A model for the spatial transmission of dengue with daily movement between villages and a city
Abbreviated Journal Title
Math. Med. Biol.
dengue fever; Aedes aegypti; basic reproductive ratio; discrete-time; patch model; mathematical epidemiology; TIME EPIDEMIC MODELS; HEMORRHAGIC-FEVER; DISEASE TRANSMISSION; REPRODUCTION NUMBER; POPULATION-DYNAMICS; MATHEMATICAL-MODEL; TRAVELING-WAVES; UNCERTAINTIES; HETEROGENEITY; COMPUTATION; Biology; Mathematical & Computational Biology
Dengue is a re-emergent vector-borne disease affecting large portions of the world's population living in the tropics and subtropics. The virus is transmitted through the bites of female Aedes aegypti mosquitoes, and it is widely believed that these bites occur primarily in the daytime. The transmission of dengue is a complicated process, and one of the main sources of this complexity is due to the movement of people, e.g. between home and their places of work. Hence, the mechanics of disease progression may also differ between day and night. A discrete-time multi-patch dengue transmission model which takes into account the mobility of people as well as processes of infection, recovery, recruitment, mortality, and outbound and return movements is considered here. One patch (the city) is connected to all other patches (the villages) in a spoke-like network. We obtain here the basic reproductive ratio (a" > (0)) of the transmission model which represents a threshold for an epidemic to occur. Dynamical analysis for vector control, human treatment and vaccination, and different kinds of mobility are performed. It is shown that changes in human movement patterns can, in some situations, affect the ability of the disease to persist in a predictable manner. We conclude with biological implications for the prevention and control of dengue virus transmission.

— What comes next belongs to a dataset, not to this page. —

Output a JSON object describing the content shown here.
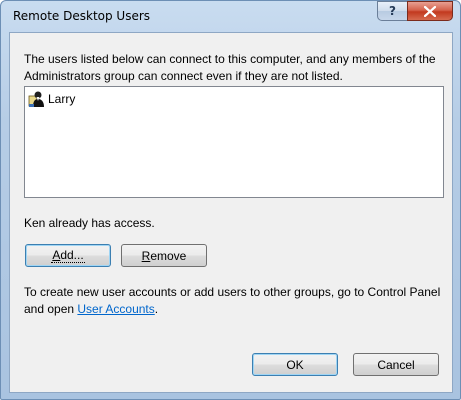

Mathematical Medicine and Biology-a Journal of the Ima
Nevai, Andrew L. and Soewono, Edy, "A model for the spatial transmission of dengue with daily movement between villages and a city" (2014). Faculty Bibliography 2010s. 5886.